No Labels-Harris Poll: Majority Want New Leaders in Congress
By No Labels
May 7, 2018 | Blog
A majority of both Republicans and Democrats say America needs new party leaders in Congress, according to the latest No Labels-Harris Poll.
The poll showed that 56 percent of Americans say Congress needs new leadership, a majority that largely held up across all ages, genders, income brackets and education levels. Forty-four percent say they want to continue with current leadership.
The sentiment was even stronger among Democrats, 58 percent of whom supported a change in the party’s current leadership compared to 42 percent who don’t. Meanwhile, 53 percent of Republicans—who control both the House and Senate—support a leadership change while 47 percent think that current leadership should continue.

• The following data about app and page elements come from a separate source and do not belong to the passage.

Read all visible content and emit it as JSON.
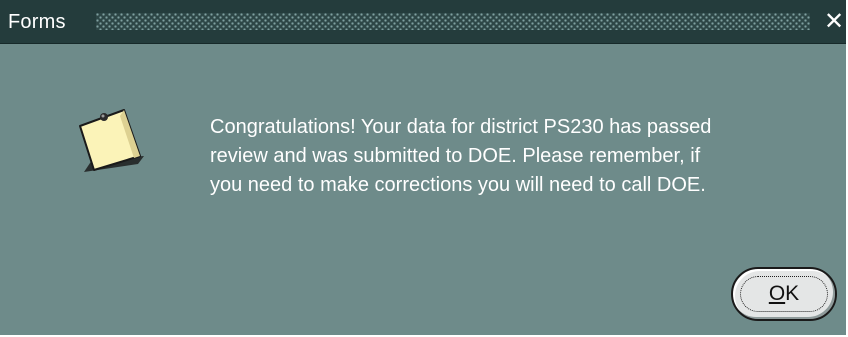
{
  "window": {
    "title": "Forms",
    "close_glyph": "✕"
  },
  "dialog": {
    "icon": "note-icon",
    "message": "Congratulations! Your data for district PS230 has passed\nreview and was submitted to DOE.  Please remember, if\nyou need to make corrections you will need to call DOE."
  },
  "buttons": {
    "ok_mnemonic": "O",
    "ok_rest": "K"
  },
  "colors": {
    "dialog_background": "#6e8b8a",
    "titlebar": "#243c3c",
    "text": "#ffffff",
    "note": "#fbf3b8"
  }
}
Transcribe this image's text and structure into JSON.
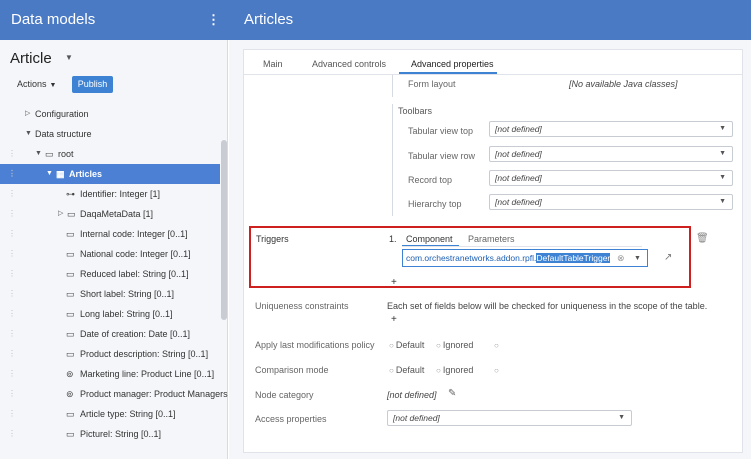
{
  "header": {
    "left_title": "Data models",
    "kebab": "⋮",
    "right_title": "Articles"
  },
  "sidebar": {
    "model_name": "Article",
    "actions_label": "Actions",
    "publish_label": "Publish",
    "tree": [
      {
        "label": "Configuration",
        "icon": "chevron-right-icon"
      },
      {
        "label": "Data structure",
        "icon": "chevron-down-icon"
      },
      {
        "label": "root",
        "icon": "folder-icon"
      },
      {
        "label": "Articles",
        "icon": "table-icon",
        "selected": true
      },
      {
        "label": "Identifier: Integer  [1]",
        "icon": "key-icon"
      },
      {
        "label": "DaqaMetaData [1]",
        "icon": "folder-icon"
      },
      {
        "label": "Internal code: Integer  [0..1]",
        "icon": "field-icon"
      },
      {
        "label": "National code: Integer  [0..1]",
        "icon": "field-icon"
      },
      {
        "label": "Reduced label: String  [0..1]",
        "icon": "field-icon"
      },
      {
        "label": "Short label: String  [0..1]",
        "icon": "field-icon"
      },
      {
        "label": "Long label: String  [0..1]",
        "icon": "field-icon"
      },
      {
        "label": "Date of creation: Date  [0..1]",
        "icon": "field-icon"
      },
      {
        "label": "Product description: String  [0..1]",
        "icon": "field-icon"
      },
      {
        "label": "Marketing line: Product Line  [0..1]",
        "icon": "link-icon"
      },
      {
        "label": "Product manager: Product Managers",
        "icon": "link-icon"
      },
      {
        "label": "Article type: String  [0..1]",
        "icon": "field-icon"
      },
      {
        "label": "Picturel: String  [0..1]",
        "icon": "field-icon"
      }
    ]
  },
  "tabs": {
    "main": "Main",
    "advanced_controls": "Advanced controls",
    "advanced_properties": "Advanced properties"
  },
  "form": {
    "form_layout_label": "Form layout",
    "form_layout_value": "[No available Java classes]",
    "toolbars_heading": "Toolbars",
    "toolbars": [
      {
        "label": "Tabular view top",
        "value": "[not defined]"
      },
      {
        "label": "Tabular view row",
        "value": "[not defined]"
      },
      {
        "label": "Record top",
        "value": "[not defined]"
      },
      {
        "label": "Hierarchy top",
        "value": "[not defined]"
      }
    ],
    "triggers_label": "Triggers",
    "trigger_index": "1.",
    "trigger_tab_component": "Component",
    "trigger_tab_parameters": "Parameters",
    "trigger_value_prefix": "com.orchestranetworks.addon.rpfl.",
    "trigger_value_selected": "DefaultTableTrigger",
    "add_symbol": "+",
    "uniqueness_label": "Uniqueness constraints",
    "uniqueness_text": "Each set of fields below will be checked for uniqueness in the scope of the table.",
    "apply_last_label": "Apply last modifications policy",
    "comparison_label": "Comparison mode",
    "radio_default": "Default",
    "radio_ignored": "Ignored",
    "node_category_label": "Node category",
    "node_category_value": "[not defined]",
    "access_label": "Access properties",
    "access_value": "[not defined]"
  }
}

Perhaps most surprising, 60 percent of respondents who consider themselves politically moderate favor a change in congressional party leadership, far outweighing those who identity as conservatives (52 percent) and liberals (53 percent). The poll was conducted by Harris Insights & Analytics May 1 to May 3 and surveyed 738 Democrats and 615 Republicans.
New Congress, new leaders
The poll is significant as important primaries in coming weeks shape the landscape of November’s election, which will determine which party controls Congress and who within that party will rise to the level of leadership.
With the retirement of Speaker Paul Ryan at the end of the year, the election will determine the next speaker of the House. If Republicans retain control, Majority Leader Kevin McCarthy, a California Republican, is a leading contender. If Democrats take the chamber, Minority Leader Nancy Pelosi, a California Democrat who served as Speaker from 2007 to 2011, is a favorite. Yet it is no certainty that either of these frontrunners will prevail.
In the Senate, which analysts say is less likely to change hands, Majority Leader Mitch McConnell, a Kentucky Republican, is expected to retain his position, as is Minority Leader Chuck Schumer, a New York Democrat.
Like most midterm elections, the outcome of this year’s races will be seen as a referendum on the performance of the Trump administration. Both parties are working hard to tilt that equation. With more than half of the states holding primary elections between now and the end of June, that story is being written now.
The primaries in coming weeks, and the general election in November, will determine the character of the Congress that gets sworn in come January. Polls show that congressional approval has largely remained in the teens for most of the year, with disapproval never dipping below 70 percent. That means that 7 in 10 Americans disapprove of the job that Congress is doing. A new Congress—and new leadership—could change that.